He never admitted that he performed with the group, whose members remained anonymous behind masks as they playfully subverted rock conventions for decades.
22 states have a vote by mail option. Three states: Washington, Oregon, and Colorado, are now set up to vote ONLY by mail. Every potential voter gets a ballot mailed to them – no questions asked, no hassle. These states save tens or hundreds of millions of dollars running elections, put to rest all of the questions and vulnerabilities of voting machines, and maintain a tangible paper trail (even texting you confirmation when your vote is received). We need to put an end to polling places being used as tools of voter suppression, and this solution seems like a no-brainer to me. Bring it on, in all 50.
Love this photo: Carrol Spinney performing Oscar the Grouch while still partially dressed as Big Bird.
U.S. unemployment rate is at an all-time low! I mean, just look at the data! Oh, wait. Blue line = Obama inauguration, red line = Trump inauguration.
May as well look at the Down Jones while we’re at it (the stock market):
Notice a trend?
Data: U.S. Bureau of Labor Statistics.
Visualize eight million of something, anything. Now visualize a metric ton. Now visualize eight million metric tons. That’s how much plastic enters our oceans every year. Mind boggling.

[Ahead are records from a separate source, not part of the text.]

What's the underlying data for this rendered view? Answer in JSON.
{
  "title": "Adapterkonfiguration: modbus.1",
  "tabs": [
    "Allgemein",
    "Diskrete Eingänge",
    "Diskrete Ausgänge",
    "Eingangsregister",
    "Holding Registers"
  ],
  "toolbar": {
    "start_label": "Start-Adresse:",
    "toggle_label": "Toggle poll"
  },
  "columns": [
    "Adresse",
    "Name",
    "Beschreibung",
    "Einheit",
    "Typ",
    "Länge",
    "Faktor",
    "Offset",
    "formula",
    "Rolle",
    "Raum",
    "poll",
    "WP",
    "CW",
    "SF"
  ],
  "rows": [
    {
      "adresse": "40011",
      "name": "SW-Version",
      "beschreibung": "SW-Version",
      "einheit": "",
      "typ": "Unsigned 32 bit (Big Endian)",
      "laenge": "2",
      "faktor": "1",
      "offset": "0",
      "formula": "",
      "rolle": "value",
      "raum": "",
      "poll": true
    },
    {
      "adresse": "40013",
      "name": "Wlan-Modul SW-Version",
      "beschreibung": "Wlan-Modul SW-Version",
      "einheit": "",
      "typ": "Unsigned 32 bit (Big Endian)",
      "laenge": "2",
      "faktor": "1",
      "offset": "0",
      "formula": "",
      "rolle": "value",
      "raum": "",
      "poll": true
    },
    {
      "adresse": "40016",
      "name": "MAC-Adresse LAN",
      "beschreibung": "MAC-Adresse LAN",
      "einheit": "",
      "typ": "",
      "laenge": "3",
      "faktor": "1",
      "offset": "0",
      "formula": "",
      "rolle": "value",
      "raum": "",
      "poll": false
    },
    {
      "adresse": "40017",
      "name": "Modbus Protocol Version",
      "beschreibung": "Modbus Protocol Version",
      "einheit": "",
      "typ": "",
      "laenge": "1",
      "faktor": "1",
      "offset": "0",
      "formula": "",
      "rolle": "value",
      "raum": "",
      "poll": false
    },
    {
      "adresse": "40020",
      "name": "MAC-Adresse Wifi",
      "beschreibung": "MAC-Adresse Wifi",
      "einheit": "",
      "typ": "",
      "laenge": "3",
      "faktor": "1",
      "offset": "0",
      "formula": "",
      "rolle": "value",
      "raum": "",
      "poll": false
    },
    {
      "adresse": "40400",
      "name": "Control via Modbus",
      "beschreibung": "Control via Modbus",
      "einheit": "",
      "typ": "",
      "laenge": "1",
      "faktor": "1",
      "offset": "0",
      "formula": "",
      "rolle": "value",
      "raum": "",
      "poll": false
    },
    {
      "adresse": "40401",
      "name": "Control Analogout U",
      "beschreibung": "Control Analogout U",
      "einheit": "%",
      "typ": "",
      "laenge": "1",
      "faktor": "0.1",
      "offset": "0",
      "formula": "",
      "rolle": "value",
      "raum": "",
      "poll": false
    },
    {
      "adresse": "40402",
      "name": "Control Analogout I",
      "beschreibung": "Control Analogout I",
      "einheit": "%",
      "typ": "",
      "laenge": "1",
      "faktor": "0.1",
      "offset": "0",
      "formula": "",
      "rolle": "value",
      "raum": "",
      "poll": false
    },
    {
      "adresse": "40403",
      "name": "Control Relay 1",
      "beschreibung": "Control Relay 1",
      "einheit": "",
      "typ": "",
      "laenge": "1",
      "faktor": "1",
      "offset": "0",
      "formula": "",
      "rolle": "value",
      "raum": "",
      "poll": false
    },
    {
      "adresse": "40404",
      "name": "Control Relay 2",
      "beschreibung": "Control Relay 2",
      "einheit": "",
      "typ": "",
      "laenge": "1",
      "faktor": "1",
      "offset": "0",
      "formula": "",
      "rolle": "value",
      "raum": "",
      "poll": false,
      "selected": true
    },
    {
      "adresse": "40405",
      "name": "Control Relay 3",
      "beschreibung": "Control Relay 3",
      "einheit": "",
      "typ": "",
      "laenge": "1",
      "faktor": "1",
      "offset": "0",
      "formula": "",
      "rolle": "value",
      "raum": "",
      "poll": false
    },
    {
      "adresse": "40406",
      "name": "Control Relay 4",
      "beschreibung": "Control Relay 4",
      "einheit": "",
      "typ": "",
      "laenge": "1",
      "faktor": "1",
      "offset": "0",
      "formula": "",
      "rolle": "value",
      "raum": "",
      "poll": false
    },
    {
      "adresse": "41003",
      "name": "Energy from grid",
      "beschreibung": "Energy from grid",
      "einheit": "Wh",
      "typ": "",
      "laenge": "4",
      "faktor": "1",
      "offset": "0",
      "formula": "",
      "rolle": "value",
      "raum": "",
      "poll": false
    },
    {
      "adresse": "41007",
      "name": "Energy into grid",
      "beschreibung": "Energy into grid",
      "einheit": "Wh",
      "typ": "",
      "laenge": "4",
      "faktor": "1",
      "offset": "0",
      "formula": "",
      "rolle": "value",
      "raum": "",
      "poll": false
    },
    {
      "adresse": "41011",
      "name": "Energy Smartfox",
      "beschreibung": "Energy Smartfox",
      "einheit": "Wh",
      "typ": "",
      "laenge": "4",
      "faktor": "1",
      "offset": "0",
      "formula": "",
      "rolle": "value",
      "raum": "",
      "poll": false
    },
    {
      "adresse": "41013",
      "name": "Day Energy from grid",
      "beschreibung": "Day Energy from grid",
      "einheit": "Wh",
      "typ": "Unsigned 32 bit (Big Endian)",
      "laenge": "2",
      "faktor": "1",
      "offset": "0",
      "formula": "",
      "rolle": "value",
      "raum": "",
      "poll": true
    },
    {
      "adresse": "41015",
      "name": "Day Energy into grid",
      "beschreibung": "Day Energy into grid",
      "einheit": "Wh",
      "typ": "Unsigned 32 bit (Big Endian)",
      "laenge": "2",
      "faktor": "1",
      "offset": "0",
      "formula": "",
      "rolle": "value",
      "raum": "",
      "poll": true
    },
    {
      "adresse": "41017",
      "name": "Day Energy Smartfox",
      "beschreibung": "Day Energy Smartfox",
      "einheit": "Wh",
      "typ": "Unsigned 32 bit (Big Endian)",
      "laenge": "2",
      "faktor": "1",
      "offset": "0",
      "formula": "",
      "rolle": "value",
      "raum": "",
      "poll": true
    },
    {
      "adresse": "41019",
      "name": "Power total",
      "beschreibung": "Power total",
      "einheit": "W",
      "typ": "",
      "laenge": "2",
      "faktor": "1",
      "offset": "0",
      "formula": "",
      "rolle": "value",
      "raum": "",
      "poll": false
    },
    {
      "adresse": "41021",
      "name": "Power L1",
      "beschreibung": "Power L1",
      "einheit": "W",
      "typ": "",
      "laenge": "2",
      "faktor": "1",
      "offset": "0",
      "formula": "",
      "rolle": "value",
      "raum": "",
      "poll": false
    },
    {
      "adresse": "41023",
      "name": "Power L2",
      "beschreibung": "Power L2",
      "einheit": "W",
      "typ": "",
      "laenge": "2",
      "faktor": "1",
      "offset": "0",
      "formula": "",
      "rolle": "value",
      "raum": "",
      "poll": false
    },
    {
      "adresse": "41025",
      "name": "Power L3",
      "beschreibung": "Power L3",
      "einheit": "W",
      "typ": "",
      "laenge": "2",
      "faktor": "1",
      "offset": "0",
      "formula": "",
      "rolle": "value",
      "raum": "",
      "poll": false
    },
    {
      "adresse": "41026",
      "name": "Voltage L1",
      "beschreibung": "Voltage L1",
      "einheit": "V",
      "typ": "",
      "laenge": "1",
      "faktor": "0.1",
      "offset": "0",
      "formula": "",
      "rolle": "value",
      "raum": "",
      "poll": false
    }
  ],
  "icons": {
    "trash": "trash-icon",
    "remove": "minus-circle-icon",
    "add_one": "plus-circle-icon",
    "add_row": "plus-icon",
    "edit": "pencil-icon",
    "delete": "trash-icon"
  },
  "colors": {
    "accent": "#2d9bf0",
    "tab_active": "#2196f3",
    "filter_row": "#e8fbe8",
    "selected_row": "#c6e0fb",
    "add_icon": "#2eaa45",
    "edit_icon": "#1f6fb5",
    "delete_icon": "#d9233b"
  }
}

After posting last week about how just nine rivers in the world account for most of the plastics in the world’s oceans, I heard from a group called Sustainable Asia about a podcast series they’ve produced about ocean plastics, the challenges of plastics recycling, the conundrum of incineration (waste-to-energy), and the programs China is undertaking to address its role in the crisis. I listened to it over the course of a week and it was so good I’m starting over. Super recommend (though it takes a bit to really ramp up).
When people say “fossil fuels” they think of fossils, which makes them think of dinosaurs, which makes them think fossil fuels are made of dinosaurs. But that is far from truth. Actual dinosaurs make up a teeny, tiny percentage of fossil fuels, which really represent the carbon leftovers of ancient moss and other plant matter. Think of how much biomass you get when you rake leaves a few times a year. Multiply by the earth’s surface, and that by millions of years. If a few lizards found their way into the pile, fine. “May contain dinosaurs.”
There are no truly socialist countries in the world, if you’re going by strict definitions. Neither are there any truly capitalist countries in the world. All countries have some regulations to protect the less fortunate, and all countries have some regulations to prevent the effects of runaway capitalism. There is a spectrum of regulation and a spectrum of social safety nets. “Socialist” usually just means “More socialistic than my country” and vice versa for “capitalist.” The only question is where you want your country to exist on these spectrums. Great answer at Quora.